There's hope from Robert Kennedy, Jr. who writes persuasively that the U.S. can become energy independent using green energy, particularly wind and solar--and prosper in the bargain.

There's despair from Mike Davis, who writes that even the most pessimistic projections for the climate crisis future by the UN panel assume large-scale switch to non-carbon, green energy systems, but that oil and coal interests are actively subverting all real efforts to make that switch--while getting very wealthy in the bargain, especially with oil at $140 a barrel.

The image from Davis that sticks with me is the skyscraper being completed in the capital of obscene oil wealth, Dubai, that will be twice the height of the Empire State Building. "Most of the Gulf city-states are building hallucinatory skylines -- and, among them, Dubai is the unquestionable superstar. In a little more than a decade, it has erected 500 skyscrapers, and currently leases one-quarter of all the high-rise cranes in the world." That wealth comes from the rest of us, and from our future generations. It feels apocalyptic to me.

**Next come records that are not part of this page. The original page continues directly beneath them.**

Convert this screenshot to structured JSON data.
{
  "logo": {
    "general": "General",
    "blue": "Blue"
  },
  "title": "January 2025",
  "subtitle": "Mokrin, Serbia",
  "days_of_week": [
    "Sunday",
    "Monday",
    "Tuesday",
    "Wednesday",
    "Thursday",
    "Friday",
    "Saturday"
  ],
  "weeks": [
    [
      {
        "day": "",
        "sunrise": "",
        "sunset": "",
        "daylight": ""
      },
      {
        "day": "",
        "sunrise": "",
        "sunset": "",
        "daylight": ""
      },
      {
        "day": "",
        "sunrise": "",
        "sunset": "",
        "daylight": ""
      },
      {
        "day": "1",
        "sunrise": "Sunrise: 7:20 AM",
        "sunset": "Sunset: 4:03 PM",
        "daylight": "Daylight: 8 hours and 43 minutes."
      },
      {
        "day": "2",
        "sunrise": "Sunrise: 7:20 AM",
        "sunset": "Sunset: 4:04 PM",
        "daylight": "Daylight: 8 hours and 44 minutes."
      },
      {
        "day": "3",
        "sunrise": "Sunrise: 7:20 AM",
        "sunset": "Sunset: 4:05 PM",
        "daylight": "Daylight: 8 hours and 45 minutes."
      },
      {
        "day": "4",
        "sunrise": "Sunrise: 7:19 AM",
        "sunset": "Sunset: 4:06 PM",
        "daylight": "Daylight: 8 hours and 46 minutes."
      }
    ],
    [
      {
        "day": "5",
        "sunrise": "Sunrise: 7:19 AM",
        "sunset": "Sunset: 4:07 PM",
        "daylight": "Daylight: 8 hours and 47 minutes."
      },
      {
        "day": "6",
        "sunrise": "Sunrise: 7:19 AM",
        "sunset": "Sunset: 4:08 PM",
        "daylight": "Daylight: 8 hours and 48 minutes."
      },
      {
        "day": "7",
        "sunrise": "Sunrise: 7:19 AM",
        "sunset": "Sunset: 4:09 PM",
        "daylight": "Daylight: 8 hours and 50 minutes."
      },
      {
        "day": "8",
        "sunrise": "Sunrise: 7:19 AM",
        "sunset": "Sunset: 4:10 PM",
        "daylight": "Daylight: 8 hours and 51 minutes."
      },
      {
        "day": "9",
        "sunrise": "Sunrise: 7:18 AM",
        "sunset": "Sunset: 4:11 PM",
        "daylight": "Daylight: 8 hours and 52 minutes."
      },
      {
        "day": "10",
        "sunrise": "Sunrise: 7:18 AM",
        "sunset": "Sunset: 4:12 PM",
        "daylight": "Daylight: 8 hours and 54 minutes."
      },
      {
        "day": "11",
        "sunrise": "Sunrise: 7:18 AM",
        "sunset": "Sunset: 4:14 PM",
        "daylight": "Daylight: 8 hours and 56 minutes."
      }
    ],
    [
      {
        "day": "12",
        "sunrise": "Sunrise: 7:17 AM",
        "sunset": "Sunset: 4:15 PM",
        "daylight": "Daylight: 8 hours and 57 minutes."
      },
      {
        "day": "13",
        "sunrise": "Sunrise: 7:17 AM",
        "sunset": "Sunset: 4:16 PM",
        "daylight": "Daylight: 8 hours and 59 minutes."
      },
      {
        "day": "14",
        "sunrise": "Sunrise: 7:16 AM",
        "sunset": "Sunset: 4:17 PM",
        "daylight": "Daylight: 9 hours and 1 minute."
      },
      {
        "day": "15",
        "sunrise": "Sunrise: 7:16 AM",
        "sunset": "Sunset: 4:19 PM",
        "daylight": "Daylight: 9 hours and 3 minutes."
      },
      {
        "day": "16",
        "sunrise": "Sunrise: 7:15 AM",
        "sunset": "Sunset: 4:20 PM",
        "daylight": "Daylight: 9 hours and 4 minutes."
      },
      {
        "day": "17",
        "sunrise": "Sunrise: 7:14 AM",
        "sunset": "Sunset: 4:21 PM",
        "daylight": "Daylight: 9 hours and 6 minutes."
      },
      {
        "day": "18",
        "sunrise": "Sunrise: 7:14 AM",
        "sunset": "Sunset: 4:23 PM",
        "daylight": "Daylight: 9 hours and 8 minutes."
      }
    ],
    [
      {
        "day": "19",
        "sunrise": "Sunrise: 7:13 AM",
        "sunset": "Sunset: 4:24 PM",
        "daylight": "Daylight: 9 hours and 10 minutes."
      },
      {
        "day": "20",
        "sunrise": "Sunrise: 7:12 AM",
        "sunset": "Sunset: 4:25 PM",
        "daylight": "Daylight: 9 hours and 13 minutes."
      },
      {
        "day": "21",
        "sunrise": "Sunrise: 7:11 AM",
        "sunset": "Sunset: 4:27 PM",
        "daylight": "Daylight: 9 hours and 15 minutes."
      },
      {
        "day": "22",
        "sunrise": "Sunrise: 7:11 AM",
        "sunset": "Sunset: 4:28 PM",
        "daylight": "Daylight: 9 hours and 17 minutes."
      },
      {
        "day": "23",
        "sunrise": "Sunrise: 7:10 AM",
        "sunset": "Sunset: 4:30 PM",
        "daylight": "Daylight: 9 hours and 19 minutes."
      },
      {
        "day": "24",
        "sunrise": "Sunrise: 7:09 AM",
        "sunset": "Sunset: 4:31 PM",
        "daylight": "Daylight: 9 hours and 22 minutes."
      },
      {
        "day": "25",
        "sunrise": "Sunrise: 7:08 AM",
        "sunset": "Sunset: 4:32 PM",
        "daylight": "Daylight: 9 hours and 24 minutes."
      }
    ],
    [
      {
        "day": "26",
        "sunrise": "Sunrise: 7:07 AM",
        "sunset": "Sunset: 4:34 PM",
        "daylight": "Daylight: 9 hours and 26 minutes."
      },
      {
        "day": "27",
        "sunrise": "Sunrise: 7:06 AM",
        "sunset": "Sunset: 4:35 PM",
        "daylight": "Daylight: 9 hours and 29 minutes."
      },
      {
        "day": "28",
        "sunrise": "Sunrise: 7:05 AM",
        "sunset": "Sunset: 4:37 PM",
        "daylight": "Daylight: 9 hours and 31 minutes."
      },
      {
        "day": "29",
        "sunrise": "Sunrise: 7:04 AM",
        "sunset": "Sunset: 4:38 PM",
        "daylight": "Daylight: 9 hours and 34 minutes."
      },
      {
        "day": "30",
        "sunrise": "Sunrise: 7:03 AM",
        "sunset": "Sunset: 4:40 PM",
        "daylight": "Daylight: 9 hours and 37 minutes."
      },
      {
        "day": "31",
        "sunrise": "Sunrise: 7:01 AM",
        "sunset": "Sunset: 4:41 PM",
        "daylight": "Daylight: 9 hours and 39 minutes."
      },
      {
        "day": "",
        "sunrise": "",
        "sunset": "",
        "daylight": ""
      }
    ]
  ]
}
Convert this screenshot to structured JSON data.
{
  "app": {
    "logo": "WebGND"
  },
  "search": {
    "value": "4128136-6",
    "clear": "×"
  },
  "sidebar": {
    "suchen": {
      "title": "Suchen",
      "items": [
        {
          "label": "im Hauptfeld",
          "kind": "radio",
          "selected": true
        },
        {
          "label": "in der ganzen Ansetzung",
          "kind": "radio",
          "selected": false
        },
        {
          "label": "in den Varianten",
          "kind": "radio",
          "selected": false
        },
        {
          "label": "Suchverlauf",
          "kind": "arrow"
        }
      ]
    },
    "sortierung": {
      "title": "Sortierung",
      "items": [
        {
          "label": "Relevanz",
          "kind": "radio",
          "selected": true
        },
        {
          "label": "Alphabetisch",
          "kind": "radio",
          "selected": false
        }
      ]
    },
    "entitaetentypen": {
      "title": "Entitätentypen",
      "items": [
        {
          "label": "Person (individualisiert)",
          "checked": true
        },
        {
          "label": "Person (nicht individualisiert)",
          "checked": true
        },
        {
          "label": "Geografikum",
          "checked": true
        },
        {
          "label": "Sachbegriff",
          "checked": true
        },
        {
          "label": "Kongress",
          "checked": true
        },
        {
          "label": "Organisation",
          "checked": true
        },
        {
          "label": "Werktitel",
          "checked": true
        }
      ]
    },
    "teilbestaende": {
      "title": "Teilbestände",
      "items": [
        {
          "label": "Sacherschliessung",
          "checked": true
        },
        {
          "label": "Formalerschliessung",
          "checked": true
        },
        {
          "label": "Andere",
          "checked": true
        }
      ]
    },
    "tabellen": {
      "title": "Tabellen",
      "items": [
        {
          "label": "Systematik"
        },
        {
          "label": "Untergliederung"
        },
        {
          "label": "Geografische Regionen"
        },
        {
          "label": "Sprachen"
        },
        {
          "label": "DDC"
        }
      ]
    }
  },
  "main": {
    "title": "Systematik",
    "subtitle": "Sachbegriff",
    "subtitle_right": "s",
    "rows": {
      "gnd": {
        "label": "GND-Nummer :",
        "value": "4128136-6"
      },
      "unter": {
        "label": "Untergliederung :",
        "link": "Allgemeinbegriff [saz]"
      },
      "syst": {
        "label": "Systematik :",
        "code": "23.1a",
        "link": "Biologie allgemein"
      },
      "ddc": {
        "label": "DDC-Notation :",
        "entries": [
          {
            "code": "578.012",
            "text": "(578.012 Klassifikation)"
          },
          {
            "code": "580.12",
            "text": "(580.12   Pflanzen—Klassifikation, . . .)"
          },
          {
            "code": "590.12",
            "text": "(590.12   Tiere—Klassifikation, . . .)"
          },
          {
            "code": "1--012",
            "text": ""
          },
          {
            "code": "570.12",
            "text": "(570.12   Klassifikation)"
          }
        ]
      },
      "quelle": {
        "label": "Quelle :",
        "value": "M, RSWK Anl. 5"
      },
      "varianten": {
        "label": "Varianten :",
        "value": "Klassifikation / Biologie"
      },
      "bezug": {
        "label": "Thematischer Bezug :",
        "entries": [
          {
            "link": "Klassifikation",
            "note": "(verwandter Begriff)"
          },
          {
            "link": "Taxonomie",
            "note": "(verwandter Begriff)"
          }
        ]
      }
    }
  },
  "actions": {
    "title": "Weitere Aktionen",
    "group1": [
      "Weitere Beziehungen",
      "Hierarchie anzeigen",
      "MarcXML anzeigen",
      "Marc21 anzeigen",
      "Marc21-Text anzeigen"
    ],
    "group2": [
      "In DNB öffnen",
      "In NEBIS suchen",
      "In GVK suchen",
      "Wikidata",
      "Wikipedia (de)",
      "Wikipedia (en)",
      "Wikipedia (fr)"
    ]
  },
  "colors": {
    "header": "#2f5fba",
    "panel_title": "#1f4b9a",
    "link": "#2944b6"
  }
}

Monday, July 07, 2008

"Hidden Owls"--Kenojuack Ashevak at by Picasa

The Dreaming Up Daily Quote

"People often think that empathy and forgiveness are purely religious topics. Yet these things are related to all areas of life. The survival of the planet depends on whether as many people as possible develop a loving attitude to their environment. This spirit must be developed voluntarily. We cannot violently force it upon anyone. But if humanity does not succeed in developing this all-embracing perspective of love, then I do not know what kind of a future we can expect."

The Dalai Lama